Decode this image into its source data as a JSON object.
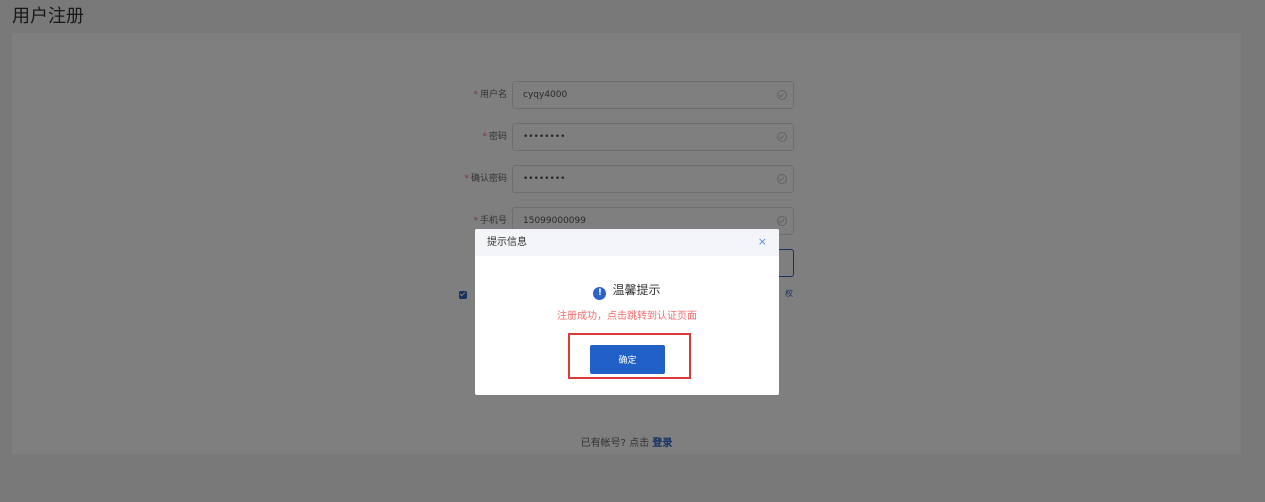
{
  "page": {
    "title": "用户注册"
  },
  "form": {
    "fields": [
      {
        "label": "用户名",
        "value": "cyqy4000"
      },
      {
        "label": "密码",
        "value": "••••••••"
      },
      {
        "label": "确认密码",
        "value": "••••••••"
      },
      {
        "label": "手机号",
        "value": "15099000099"
      }
    ],
    "required_mark": "*",
    "agreement_tail": "权"
  },
  "footer": {
    "prompt": "已有帐号? 点击 ",
    "login_link": "登录"
  },
  "dialog": {
    "title": "提示信息",
    "close": "×",
    "notice_icon": "!",
    "notice_title": "温馨提示",
    "message": "注册成功，点击跳转到认证页面",
    "confirm_label": "确定"
  },
  "colors": {
    "primary": "#2160c6",
    "error": "#f56c6c",
    "highlight_border": "#d93a3a"
  }
}
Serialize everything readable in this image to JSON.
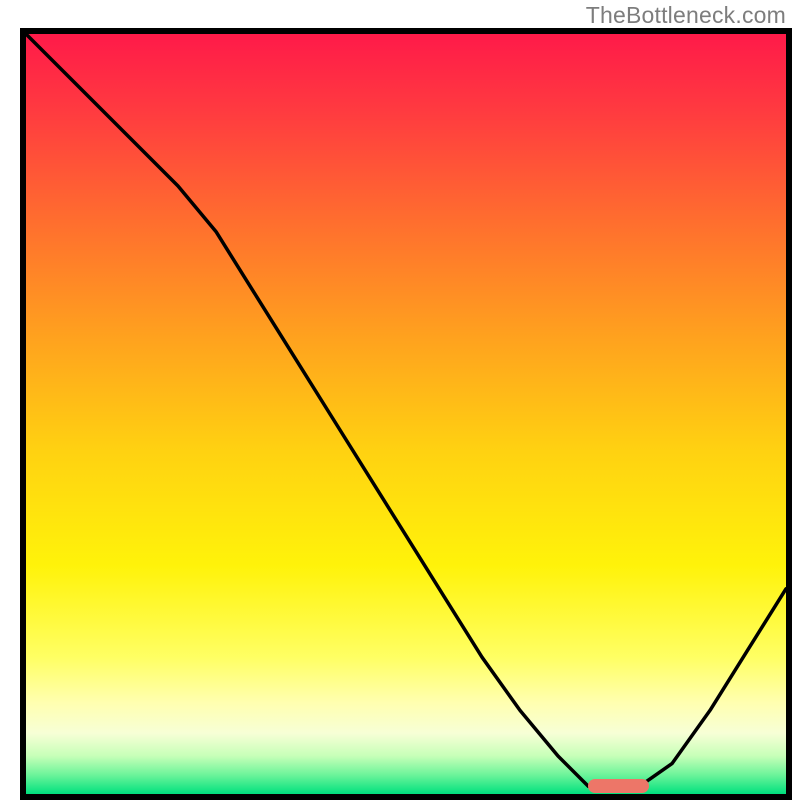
{
  "watermark": "TheBottleneck.com",
  "colors": {
    "frame": "#000000",
    "curve": "#000000",
    "marker": "#ed7668"
  },
  "chart_data": {
    "type": "line",
    "title": "",
    "xlabel": "",
    "ylabel": "",
    "xlim": [
      0,
      100
    ],
    "ylim": [
      0,
      100
    ],
    "x": [
      0,
      5,
      10,
      15,
      20,
      25,
      30,
      35,
      40,
      45,
      50,
      55,
      60,
      65,
      70,
      74,
      80,
      85,
      90,
      95,
      100
    ],
    "values": [
      100,
      95,
      90,
      85,
      80,
      74,
      66,
      58,
      50,
      42,
      34,
      26,
      18,
      11,
      5,
      1,
      0.5,
      4,
      11,
      19,
      27
    ],
    "marker": {
      "x_start": 74,
      "x_end": 82,
      "y": 1
    },
    "gradient_stops": [
      {
        "offset": 0.0,
        "color": "#ff1a49"
      },
      {
        "offset": 0.1,
        "color": "#ff3a40"
      },
      {
        "offset": 0.25,
        "color": "#ff6f2e"
      },
      {
        "offset": 0.4,
        "color": "#ffa21e"
      },
      {
        "offset": 0.55,
        "color": "#ffd211"
      },
      {
        "offset": 0.7,
        "color": "#fff30a"
      },
      {
        "offset": 0.82,
        "color": "#ffff63"
      },
      {
        "offset": 0.88,
        "color": "#ffffb0"
      },
      {
        "offset": 0.92,
        "color": "#f7ffd6"
      },
      {
        "offset": 0.95,
        "color": "#c7ffb8"
      },
      {
        "offset": 0.975,
        "color": "#6cf49a"
      },
      {
        "offset": 1.0,
        "color": "#00e07e"
      }
    ]
  }
}
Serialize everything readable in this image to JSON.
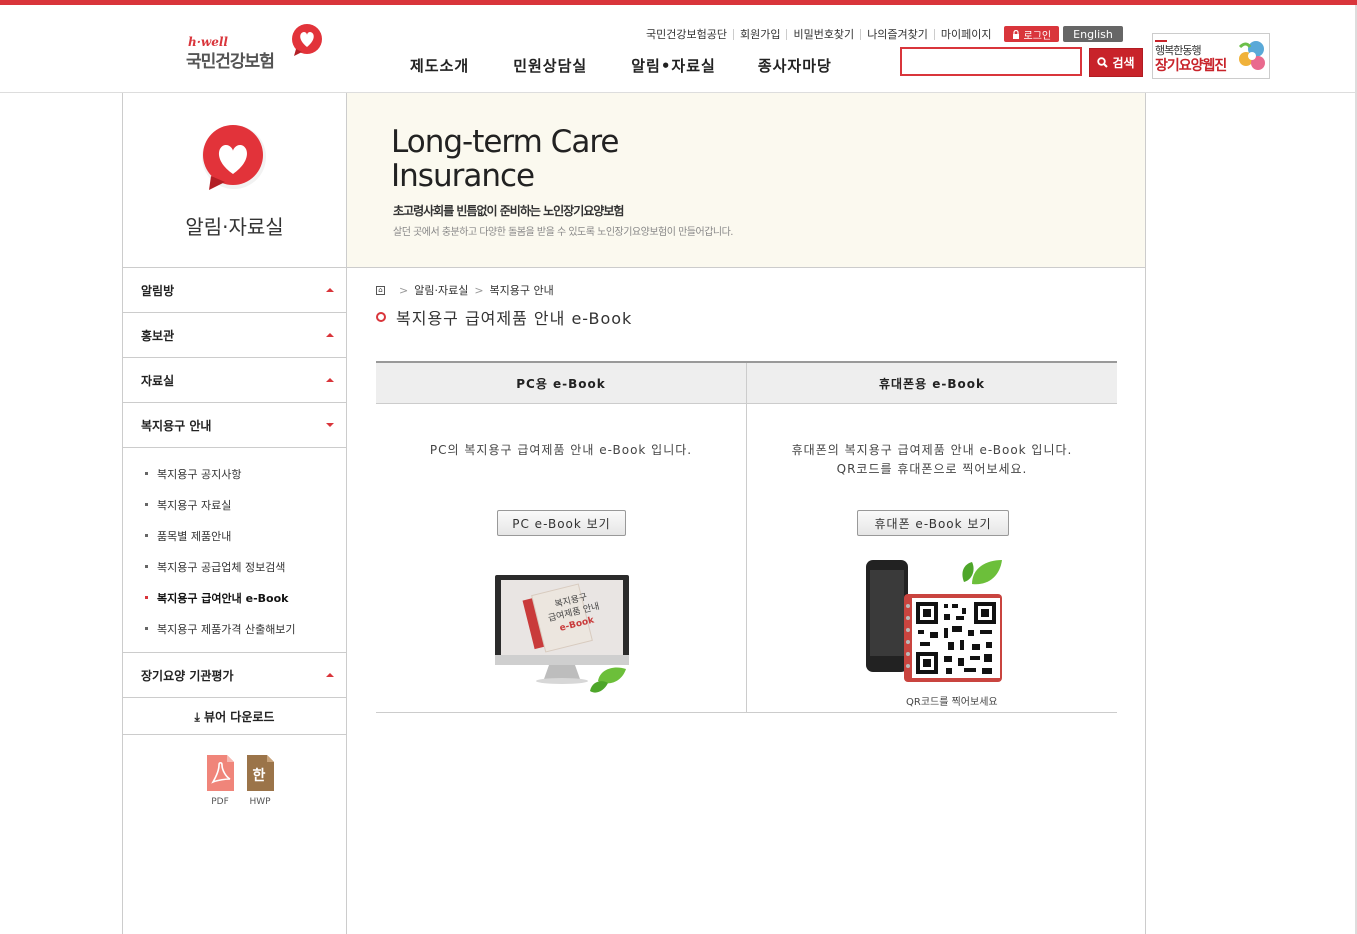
{
  "header": {
    "logo_brand": "h·well",
    "logo_name": "국민건강보험",
    "util_links": [
      "국민건강보험공단",
      "회원가입",
      "비밀번호찾기",
      "나의즐겨찾기",
      "마이페이지"
    ],
    "login_label": "로그인",
    "english_label": "English",
    "gnb": [
      "제도소개",
      "민원상담실",
      "알림•자료실",
      "종사자마당"
    ],
    "search": {
      "value": "",
      "button_label": "검색"
    },
    "banner": {
      "line1": "행복한동행",
      "line2": "장기요양웹진"
    }
  },
  "lnb": {
    "title": "알림·자료실",
    "menu": [
      {
        "label": "알림방"
      },
      {
        "label": "홍보관"
      },
      {
        "label": "자료실"
      },
      {
        "label": "복지용구 안내"
      }
    ],
    "submenu": [
      "복지용구 공지사항",
      "복지용구 자료실",
      "품목별 제품안내",
      "복지용구 공급업체 정보검색",
      "복지용구 급여안내 e-Book",
      "복지용구 제품가격 산출해보기"
    ],
    "menu_after": "장기요양 기관평가",
    "viewer_label": "⤓ 뷰어 다운로드",
    "downloads": [
      {
        "label": "PDF",
        "color": "#f0857a"
      },
      {
        "label": "HWP",
        "glyph": "한",
        "color": "#9b7449"
      }
    ]
  },
  "hero": {
    "title_line1": "Long-term Care",
    "title_line2": "Insurance",
    "subtitle": "초고령사회를 빈틈없이 준비하는 노인장기요양보험",
    "description": "살던 곳에서 충분하고 다양한 돌봄을 받을 수 있도록 노인장기요양보험이 만들어갑니다."
  },
  "breadcrumb": [
    "알림·자료실",
    "복지용구 안내"
  ],
  "page_title": "복지용구 급여제품 안내 e-Book",
  "ebook": {
    "pc": {
      "header": "PC용 e-Book",
      "description": "PC의 복지용구 급여제품 안내 e-Book 입니다.",
      "button": "PC e-Book 보기",
      "cover_lines": [
        "복지용구",
        "급여제품 안내",
        "e-Book"
      ]
    },
    "mobile": {
      "header": "휴대폰용 e-Book",
      "description_line1": "휴대폰의 복지용구 급여제품 안내 e-Book 입니다.",
      "description_line2": "QR코드를 휴대폰으로 찍어보세요.",
      "button": "휴대폰 e-Book 보기",
      "qr_caption": "QR코드를 찍어보세요"
    }
  },
  "colors": {
    "accent": "#d9353b",
    "hero_bg": "#fbf9ef"
  }
}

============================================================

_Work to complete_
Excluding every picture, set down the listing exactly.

_Answer to this problem_
Decode this image into its source data as a JSON object.
{
  "page": {
    "title": "用户注册"
  },
  "form": {
    "fields": [
      {
        "label": "用户名",
        "value": "cyqy4000"
      },
      {
        "label": "密码",
        "value": "••••••••"
      },
      {
        "label": "确认密码",
        "value": "••••••••"
      },
      {
        "label": "手机号",
        "value": "15099000099"
      }
    ],
    "required_mark": "*",
    "agreement_tail": "权"
  },
  "footer": {
    "prompt": "已有帐号? 点击 ",
    "login_link": "登录"
  },
  "dialog": {
    "title": "提示信息",
    "close": "×",
    "notice_icon": "!",
    "notice_title": "温馨提示",
    "message": "注册成功，点击跳转到认证页面",
    "confirm_label": "确定"
  },
  "colors": {
    "primary": "#2160c6",
    "error": "#f56c6c",
    "highlight_border": "#d93a3a"
  }
}
Serialize everything readable in this image to JSON.
{
  "watermark": "TheBottleneck.com",
  "colors": {
    "frame": "#000000",
    "curve": "#000000",
    "marker": "#ed7668"
  },
  "chart_data": {
    "type": "line",
    "title": "",
    "xlabel": "",
    "ylabel": "",
    "xlim": [
      0,
      100
    ],
    "ylim": [
      0,
      100
    ],
    "x": [
      0,
      5,
      10,
      15,
      20,
      25,
      30,
      35,
      40,
      45,
      50,
      55,
      60,
      65,
      70,
      74,
      80,
      85,
      90,
      95,
      100
    ],
    "values": [
      100,
      95,
      90,
      85,
      80,
      74,
      66,
      58,
      50,
      42,
      34,
      26,
      18,
      11,
      5,
      1,
      0.5,
      4,
      11,
      19,
      27
    ],
    "marker": {
      "x_start": 74,
      "x_end": 82,
      "y": 1
    },
    "gradient_stops": [
      {
        "offset": 0.0,
        "color": "#ff1a49"
      },
      {
        "offset": 0.1,
        "color": "#ff3a40"
      },
      {
        "offset": 0.25,
        "color": "#ff6f2e"
      },
      {
        "offset": 0.4,
        "color": "#ffa21e"
      },
      {
        "offset": 0.55,
        "color": "#ffd211"
      },
      {
        "offset": 0.7,
        "color": "#fff30a"
      },
      {
        "offset": 0.82,
        "color": "#ffff63"
      },
      {
        "offset": 0.88,
        "color": "#ffffb0"
      },
      {
        "offset": 0.92,
        "color": "#f7ffd6"
      },
      {
        "offset": 0.95,
        "color": "#c7ffb8"
      },
      {
        "offset": 0.975,
        "color": "#6cf49a"
      },
      {
        "offset": 1.0,
        "color": "#00e07e"
      }
    ]
  }
}
Serialize everything readable in this image to JSON.
{
  "header": {
    "logo_brand": "h·well",
    "logo_name": "국민건강보험",
    "util_links": [
      "국민건강보험공단",
      "회원가입",
      "비밀번호찾기",
      "나의즐겨찾기",
      "마이페이지"
    ],
    "login_label": "로그인",
    "english_label": "English",
    "gnb": [
      "제도소개",
      "민원상담실",
      "알림•자료실",
      "종사자마당"
    ],
    "search": {
      "value": "",
      "button_label": "검색"
    },
    "banner": {
      "line1": "행복한동행",
      "line2": "장기요양웹진"
    }
  },
  "lnb": {
    "title": "알림·자료실",
    "menu": [
      {
        "label": "알림방"
      },
      {
        "label": "홍보관"
      },
      {
        "label": "자료실"
      },
      {
        "label": "복지용구 안내"
      }
    ],
    "submenu": [
      "복지용구 공지사항",
      "복지용구 자료실",
      "품목별 제품안내",
      "복지용구 공급업체 정보검색",
      "복지용구 급여안내 e-Book",
      "복지용구 제품가격 산출해보기"
    ],
    "menu_after": "장기요양 기관평가",
    "viewer_label": "⤓ 뷰어 다운로드",
    "downloads": [
      {
        "label": "PDF",
        "color": "#f0857a"
      },
      {
        "label": "HWP",
        "glyph": "한",
        "color": "#9b7449"
      }
    ]
  },
  "hero": {
    "title_line1": "Long-term Care",
    "title_line2": "Insurance",
    "subtitle": "초고령사회를 빈틈없이 준비하는 노인장기요양보험",
    "description": "살던 곳에서 충분하고 다양한 돌봄을 받을 수 있도록 노인장기요양보험이 만들어갑니다."
  },
  "breadcrumb": [
    "알림·자료실",
    "복지용구 안내"
  ],
  "page_title": "복지용구 급여제품 안내 e-Book",
  "ebook": {
    "pc": {
      "header": "PC용 e-Book",
      "description": "PC의 복지용구 급여제품 안내 e-Book 입니다.",
      "button": "PC e-Book 보기",
      "cover_lines": [
        "복지용구",
        "급여제품 안내",
        "e-Book"
      ]
    },
    "mobile": {
      "header": "휴대폰용 e-Book",
      "description_line1": "휴대폰의 복지용구 급여제품 안내 e-Book 입니다.",
      "description_line2": "QR코드를 휴대폰으로 찍어보세요.",
      "button": "휴대폰 e-Book 보기",
      "qr_caption": "QR코드를 찍어보세요"
    }
  },
  "colors": {
    "accent": "#d9353b",
    "hero_bg": "#fbf9ef"
  }
}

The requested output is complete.